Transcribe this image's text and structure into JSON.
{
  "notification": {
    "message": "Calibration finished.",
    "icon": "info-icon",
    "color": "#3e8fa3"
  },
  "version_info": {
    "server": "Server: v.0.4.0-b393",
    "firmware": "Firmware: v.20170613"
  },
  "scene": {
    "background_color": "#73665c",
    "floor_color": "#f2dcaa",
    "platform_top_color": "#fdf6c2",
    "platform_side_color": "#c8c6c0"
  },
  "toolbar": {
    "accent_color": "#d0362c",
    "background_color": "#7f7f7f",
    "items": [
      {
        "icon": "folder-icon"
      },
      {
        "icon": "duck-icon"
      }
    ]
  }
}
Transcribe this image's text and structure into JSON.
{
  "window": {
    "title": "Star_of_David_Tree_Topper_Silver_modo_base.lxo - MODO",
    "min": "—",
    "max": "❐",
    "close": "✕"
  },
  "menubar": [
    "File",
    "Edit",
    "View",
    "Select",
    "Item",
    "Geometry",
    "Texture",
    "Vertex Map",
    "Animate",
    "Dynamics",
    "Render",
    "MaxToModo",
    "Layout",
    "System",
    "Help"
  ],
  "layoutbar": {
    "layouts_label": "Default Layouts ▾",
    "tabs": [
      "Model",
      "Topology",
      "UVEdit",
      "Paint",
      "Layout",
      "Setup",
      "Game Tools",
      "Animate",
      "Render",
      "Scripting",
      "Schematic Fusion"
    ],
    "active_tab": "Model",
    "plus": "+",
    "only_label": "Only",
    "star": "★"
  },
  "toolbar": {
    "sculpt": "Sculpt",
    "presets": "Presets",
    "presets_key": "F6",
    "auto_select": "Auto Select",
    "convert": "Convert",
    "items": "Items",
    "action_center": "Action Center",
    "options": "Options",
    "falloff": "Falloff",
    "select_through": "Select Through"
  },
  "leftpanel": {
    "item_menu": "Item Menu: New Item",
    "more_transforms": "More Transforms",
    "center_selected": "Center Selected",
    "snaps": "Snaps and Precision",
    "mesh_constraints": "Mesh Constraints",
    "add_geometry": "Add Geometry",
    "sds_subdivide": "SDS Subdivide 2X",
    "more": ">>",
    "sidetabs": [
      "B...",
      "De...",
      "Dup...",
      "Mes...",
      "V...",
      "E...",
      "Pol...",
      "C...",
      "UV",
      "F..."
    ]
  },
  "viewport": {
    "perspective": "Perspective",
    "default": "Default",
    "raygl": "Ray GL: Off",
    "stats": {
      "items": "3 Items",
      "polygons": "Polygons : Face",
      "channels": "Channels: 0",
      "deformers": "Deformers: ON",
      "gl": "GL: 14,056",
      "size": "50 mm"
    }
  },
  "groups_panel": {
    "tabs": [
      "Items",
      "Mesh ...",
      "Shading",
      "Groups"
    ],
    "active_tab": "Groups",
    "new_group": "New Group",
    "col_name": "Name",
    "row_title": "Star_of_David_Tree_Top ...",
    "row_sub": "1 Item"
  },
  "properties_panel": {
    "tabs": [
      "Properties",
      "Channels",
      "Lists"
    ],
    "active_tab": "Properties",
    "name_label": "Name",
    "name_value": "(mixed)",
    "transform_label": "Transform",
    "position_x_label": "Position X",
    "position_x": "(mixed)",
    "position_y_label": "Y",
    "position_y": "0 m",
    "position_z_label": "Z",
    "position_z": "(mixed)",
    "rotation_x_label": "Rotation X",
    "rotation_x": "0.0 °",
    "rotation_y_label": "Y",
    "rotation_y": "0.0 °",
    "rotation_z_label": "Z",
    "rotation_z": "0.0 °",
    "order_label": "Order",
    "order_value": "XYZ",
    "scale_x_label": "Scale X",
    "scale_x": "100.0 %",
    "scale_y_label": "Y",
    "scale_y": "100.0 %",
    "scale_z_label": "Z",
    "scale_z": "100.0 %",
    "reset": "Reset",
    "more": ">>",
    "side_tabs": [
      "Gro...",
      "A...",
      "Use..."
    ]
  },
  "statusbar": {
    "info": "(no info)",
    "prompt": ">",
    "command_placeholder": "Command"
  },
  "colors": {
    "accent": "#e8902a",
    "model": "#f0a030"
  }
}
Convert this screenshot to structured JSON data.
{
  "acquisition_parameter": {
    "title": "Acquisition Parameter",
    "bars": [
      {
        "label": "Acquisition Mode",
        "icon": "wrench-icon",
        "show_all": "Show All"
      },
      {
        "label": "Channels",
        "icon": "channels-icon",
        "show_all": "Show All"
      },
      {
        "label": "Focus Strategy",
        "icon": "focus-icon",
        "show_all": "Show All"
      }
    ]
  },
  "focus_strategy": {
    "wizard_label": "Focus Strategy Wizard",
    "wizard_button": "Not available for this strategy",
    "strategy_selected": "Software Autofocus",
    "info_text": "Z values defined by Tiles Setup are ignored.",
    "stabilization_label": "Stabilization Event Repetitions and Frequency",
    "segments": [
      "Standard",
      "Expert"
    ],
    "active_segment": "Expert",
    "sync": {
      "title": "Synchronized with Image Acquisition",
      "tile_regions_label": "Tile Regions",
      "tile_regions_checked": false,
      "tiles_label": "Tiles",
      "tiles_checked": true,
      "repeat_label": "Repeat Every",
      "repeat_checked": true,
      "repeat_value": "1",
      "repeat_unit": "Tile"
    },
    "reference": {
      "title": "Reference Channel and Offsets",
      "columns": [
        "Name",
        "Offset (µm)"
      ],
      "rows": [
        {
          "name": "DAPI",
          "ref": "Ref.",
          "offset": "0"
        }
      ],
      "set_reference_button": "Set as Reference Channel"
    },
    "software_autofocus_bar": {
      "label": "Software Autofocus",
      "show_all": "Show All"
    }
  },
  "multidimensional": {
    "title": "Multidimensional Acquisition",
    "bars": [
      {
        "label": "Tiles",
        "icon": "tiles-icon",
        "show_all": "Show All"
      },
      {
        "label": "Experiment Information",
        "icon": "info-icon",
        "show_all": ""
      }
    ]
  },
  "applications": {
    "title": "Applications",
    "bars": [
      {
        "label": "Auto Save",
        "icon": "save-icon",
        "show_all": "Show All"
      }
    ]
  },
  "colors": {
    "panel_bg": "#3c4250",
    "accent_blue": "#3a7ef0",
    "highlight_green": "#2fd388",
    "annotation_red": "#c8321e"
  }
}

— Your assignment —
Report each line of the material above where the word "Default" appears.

— Response —
    "layouts_label": "Default Layouts ▾",
    "default": "Default",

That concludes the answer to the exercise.